Exercise aim: Every line below that contains "hannels" is to be copied.

(Entries from a dataset of interfaces)
----
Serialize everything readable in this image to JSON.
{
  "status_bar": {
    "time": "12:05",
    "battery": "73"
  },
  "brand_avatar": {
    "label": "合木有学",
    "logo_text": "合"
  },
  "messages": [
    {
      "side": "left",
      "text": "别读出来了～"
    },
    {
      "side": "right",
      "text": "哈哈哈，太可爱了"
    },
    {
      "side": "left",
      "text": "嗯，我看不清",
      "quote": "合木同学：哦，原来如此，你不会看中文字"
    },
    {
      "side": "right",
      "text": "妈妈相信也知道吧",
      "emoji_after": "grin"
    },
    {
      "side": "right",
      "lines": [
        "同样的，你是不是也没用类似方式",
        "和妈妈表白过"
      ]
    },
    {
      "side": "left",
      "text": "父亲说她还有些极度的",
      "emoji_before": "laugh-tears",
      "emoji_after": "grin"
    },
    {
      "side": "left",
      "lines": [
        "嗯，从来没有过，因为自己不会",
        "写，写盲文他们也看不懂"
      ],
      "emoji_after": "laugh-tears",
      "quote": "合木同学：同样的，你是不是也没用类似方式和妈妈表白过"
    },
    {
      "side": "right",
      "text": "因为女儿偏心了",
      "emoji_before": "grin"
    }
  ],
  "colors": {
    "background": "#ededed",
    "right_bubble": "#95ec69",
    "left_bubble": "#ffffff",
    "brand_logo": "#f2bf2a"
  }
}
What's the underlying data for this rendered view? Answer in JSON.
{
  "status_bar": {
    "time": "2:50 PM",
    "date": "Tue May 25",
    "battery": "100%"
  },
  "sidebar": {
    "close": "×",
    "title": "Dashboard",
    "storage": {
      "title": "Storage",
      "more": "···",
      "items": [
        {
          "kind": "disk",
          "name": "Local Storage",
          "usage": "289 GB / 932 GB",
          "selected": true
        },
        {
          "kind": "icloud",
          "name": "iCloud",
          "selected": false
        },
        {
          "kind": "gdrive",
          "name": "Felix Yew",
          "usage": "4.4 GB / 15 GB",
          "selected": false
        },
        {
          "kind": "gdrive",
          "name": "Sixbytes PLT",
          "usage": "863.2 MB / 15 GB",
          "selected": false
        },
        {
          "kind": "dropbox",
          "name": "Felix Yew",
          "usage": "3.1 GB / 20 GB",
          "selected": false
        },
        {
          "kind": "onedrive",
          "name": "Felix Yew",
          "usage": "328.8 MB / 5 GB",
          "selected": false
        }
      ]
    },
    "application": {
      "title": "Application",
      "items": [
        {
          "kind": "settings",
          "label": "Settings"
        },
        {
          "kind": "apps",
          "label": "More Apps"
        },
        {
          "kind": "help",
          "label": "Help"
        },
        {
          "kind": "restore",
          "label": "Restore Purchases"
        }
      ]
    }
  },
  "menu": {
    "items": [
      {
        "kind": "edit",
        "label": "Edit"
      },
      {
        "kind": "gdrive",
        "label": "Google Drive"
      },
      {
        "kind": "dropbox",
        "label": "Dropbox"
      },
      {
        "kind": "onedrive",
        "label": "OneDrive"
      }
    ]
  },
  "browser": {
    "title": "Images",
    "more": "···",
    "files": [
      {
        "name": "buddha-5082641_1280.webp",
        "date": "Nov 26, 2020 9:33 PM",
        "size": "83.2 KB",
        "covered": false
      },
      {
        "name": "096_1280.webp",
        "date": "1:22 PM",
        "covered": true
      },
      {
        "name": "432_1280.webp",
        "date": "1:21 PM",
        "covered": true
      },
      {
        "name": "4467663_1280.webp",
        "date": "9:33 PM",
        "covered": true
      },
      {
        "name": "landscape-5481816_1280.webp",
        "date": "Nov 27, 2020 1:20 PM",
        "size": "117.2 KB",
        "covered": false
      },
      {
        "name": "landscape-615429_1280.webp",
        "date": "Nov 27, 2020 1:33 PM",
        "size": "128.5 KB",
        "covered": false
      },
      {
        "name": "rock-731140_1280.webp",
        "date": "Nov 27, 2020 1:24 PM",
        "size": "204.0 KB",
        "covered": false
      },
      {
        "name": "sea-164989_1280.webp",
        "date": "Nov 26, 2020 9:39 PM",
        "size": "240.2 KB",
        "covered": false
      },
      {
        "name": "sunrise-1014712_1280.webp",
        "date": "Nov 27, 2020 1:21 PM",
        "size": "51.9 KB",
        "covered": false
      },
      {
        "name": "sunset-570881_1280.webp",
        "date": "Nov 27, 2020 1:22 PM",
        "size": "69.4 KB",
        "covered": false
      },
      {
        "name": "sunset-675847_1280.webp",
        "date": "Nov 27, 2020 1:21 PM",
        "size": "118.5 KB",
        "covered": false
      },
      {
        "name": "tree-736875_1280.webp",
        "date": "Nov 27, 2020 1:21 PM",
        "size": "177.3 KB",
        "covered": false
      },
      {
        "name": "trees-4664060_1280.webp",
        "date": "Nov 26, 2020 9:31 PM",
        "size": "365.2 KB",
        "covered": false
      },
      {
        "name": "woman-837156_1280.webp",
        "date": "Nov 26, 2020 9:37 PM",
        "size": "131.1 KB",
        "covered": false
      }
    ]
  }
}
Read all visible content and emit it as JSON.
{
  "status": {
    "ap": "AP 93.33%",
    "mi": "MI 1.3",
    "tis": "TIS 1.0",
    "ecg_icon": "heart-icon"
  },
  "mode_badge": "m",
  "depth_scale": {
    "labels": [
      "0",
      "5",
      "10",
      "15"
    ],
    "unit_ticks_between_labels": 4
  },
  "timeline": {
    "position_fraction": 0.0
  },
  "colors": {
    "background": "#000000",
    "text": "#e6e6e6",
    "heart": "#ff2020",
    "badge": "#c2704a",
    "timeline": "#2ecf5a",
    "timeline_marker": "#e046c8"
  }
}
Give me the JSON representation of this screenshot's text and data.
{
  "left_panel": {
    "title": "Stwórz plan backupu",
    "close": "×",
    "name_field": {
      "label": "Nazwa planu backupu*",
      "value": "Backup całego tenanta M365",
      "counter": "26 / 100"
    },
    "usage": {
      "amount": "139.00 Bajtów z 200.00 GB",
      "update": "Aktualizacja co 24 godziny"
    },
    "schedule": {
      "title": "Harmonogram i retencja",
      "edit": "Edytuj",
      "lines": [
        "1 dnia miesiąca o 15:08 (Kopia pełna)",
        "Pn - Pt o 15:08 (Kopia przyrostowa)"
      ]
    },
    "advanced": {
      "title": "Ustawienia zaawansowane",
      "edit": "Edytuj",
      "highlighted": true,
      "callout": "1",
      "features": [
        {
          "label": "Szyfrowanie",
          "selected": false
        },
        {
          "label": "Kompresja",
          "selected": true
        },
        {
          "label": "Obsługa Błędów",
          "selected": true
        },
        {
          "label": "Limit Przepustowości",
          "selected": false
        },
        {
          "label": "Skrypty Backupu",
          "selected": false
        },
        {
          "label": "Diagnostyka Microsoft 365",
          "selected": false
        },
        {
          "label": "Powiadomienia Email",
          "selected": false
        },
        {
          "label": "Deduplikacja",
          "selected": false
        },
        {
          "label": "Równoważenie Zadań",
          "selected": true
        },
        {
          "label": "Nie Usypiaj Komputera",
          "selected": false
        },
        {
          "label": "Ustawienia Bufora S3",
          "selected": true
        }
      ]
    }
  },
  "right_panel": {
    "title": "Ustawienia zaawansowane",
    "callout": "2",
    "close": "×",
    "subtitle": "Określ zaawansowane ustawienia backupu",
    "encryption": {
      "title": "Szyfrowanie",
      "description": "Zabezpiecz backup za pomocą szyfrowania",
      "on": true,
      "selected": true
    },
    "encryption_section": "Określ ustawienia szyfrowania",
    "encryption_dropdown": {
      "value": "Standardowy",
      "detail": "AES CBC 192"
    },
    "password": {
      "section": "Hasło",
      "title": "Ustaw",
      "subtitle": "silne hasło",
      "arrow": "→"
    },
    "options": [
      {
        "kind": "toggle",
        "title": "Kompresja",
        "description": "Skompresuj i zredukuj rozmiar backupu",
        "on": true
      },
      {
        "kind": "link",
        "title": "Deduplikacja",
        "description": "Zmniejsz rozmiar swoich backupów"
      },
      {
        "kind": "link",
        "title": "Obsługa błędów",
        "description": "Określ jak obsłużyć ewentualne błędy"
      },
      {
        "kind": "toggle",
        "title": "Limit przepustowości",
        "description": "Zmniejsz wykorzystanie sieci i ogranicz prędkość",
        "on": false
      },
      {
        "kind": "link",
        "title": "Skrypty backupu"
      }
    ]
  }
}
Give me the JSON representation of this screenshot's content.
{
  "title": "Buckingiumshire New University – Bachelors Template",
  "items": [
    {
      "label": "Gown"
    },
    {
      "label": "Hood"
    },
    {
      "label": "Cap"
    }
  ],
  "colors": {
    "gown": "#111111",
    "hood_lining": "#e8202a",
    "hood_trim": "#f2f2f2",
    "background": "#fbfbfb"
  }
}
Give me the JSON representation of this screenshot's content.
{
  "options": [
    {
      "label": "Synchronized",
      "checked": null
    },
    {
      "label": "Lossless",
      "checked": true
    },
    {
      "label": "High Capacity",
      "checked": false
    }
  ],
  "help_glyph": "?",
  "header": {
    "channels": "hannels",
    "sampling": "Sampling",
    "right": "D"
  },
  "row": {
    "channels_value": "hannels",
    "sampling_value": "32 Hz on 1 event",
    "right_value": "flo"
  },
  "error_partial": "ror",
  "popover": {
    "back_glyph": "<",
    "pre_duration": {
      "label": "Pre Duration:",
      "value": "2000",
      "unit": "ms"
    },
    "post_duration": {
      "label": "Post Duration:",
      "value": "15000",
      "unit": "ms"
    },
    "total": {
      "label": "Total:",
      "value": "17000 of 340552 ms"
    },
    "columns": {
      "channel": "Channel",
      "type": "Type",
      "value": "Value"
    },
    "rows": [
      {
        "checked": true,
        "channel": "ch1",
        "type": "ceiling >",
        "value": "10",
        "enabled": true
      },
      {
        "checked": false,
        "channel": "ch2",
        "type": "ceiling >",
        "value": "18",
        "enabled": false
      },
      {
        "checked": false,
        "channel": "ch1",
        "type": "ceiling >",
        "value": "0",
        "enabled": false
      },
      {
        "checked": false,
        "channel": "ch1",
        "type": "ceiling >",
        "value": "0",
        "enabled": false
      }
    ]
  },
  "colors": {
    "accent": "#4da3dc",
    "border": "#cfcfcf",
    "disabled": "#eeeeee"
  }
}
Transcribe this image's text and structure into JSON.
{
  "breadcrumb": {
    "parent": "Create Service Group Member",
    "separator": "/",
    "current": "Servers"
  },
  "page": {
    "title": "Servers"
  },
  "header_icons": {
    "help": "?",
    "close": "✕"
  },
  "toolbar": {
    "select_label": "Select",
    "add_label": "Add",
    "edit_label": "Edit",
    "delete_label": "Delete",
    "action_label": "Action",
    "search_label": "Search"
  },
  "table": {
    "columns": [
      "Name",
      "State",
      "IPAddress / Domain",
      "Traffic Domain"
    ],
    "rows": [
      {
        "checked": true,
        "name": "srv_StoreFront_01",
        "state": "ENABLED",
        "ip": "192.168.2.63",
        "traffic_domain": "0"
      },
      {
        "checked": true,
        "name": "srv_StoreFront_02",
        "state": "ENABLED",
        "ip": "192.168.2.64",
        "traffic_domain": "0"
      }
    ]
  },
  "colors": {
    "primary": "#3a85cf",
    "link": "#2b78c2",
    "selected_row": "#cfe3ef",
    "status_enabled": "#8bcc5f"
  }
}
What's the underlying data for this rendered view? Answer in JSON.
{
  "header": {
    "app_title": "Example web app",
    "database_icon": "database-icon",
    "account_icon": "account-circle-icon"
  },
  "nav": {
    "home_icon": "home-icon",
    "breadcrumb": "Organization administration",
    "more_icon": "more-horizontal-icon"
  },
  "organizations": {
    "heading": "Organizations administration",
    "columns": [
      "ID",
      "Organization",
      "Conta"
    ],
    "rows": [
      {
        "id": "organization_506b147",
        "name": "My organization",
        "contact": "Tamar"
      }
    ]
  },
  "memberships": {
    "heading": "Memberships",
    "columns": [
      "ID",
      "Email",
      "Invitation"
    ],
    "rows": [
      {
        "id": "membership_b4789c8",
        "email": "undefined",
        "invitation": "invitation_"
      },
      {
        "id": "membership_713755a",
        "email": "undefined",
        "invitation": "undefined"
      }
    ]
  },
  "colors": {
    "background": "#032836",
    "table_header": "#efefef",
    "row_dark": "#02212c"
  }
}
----
Response:
    "channels": "hannels",
    "channels_value": "hannels",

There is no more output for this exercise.